[EXTRACTED ENTRIES]

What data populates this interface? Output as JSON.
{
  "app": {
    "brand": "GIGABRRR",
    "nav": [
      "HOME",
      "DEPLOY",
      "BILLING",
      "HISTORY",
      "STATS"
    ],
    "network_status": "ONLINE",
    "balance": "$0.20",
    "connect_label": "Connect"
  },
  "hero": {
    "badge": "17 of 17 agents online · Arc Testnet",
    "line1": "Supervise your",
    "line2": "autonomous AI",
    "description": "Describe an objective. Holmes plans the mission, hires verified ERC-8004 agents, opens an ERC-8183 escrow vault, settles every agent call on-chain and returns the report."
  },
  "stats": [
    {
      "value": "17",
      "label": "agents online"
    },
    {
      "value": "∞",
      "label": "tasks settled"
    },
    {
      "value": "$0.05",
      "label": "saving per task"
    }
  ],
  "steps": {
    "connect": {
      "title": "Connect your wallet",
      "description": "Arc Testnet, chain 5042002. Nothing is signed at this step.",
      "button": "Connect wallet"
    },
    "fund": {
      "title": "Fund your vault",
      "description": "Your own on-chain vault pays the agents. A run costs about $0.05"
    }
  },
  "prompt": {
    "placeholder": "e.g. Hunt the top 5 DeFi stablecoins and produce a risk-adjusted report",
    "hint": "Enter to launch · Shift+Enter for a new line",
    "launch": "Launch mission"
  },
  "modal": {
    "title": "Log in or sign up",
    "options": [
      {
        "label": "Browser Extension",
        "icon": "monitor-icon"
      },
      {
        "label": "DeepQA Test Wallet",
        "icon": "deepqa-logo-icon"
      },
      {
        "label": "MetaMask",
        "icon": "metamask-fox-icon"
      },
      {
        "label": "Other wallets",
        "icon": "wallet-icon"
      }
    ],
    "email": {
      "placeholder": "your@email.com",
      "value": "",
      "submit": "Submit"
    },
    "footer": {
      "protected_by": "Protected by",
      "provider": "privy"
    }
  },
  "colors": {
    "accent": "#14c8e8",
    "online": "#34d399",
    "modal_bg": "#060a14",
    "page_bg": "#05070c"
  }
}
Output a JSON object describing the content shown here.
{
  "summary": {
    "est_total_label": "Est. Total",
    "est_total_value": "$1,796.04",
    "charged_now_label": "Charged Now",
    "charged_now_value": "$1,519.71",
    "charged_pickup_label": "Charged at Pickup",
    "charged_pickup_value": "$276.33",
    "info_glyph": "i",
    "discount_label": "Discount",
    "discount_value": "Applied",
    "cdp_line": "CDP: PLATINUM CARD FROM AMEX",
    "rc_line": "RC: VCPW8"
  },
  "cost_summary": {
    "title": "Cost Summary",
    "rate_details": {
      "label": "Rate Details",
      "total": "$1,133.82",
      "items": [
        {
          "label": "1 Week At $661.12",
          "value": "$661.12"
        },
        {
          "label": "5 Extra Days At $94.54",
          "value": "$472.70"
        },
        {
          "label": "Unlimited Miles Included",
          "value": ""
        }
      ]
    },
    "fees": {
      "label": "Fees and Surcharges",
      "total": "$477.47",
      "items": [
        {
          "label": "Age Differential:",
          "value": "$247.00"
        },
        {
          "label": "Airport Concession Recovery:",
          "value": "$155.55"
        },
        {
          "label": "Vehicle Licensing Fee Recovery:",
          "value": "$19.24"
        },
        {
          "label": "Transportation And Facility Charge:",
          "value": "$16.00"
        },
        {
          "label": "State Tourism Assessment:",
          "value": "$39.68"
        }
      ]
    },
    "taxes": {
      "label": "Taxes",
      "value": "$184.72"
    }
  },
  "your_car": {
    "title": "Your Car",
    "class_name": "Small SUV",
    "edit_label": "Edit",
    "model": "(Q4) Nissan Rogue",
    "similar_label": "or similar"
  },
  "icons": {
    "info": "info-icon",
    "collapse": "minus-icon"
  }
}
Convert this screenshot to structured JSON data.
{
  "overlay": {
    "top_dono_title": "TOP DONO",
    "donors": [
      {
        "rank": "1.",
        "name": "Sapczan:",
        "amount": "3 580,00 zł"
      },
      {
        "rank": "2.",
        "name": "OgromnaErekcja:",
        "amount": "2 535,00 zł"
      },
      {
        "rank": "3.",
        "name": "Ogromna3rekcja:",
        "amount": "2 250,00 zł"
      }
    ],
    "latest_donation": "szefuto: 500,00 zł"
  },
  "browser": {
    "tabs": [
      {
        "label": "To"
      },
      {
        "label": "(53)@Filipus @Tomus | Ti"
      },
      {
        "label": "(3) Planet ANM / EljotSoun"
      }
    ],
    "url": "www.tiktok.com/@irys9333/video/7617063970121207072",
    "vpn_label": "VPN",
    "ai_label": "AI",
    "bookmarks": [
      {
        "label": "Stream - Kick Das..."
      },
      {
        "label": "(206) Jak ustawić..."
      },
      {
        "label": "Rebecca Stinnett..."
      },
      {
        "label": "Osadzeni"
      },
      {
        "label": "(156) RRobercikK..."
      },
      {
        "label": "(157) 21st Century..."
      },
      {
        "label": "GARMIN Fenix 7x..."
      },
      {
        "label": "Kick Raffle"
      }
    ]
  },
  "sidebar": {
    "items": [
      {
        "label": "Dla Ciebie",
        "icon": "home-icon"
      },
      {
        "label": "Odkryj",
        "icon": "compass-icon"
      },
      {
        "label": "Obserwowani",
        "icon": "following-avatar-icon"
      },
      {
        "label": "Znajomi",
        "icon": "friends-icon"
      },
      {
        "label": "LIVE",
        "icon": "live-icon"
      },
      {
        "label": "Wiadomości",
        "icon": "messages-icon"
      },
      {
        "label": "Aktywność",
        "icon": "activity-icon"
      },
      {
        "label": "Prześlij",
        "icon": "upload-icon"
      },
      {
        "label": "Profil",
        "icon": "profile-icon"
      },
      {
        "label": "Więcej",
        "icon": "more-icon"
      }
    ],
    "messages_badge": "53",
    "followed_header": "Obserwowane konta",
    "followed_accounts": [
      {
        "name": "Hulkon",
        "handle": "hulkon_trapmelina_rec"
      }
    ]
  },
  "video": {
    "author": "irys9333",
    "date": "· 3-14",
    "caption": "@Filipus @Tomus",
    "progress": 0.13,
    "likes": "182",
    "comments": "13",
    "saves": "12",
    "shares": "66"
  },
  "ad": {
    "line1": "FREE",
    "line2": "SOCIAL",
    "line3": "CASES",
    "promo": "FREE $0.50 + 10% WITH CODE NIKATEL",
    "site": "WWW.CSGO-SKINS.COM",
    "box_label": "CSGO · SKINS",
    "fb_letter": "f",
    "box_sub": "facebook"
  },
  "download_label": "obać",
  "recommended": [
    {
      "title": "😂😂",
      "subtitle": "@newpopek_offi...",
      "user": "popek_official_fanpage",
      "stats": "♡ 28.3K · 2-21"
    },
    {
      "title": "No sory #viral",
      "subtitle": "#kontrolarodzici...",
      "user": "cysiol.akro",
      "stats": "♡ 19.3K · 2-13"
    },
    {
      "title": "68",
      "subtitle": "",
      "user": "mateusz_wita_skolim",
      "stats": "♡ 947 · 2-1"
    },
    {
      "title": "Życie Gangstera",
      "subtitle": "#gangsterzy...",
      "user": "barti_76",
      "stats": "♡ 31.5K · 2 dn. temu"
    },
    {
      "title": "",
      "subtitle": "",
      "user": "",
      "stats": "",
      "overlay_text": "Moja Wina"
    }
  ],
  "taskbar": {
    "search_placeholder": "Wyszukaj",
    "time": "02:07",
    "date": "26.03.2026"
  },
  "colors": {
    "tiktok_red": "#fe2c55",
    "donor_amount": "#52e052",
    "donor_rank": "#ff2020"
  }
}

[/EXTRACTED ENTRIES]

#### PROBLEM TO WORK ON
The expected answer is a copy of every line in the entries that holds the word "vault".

#### WRITTEN SOLUTION
    "description": "Describe an objective. Holmes plans the mission, hires verified ERC-8004 agents, opens an ERC-8183 escrow vault, settles every agent call on-chain and returns the report."
      "title": "Fund your vault",
      "description": "Your own on-chain vault pays the agents. A run costs about $0.05"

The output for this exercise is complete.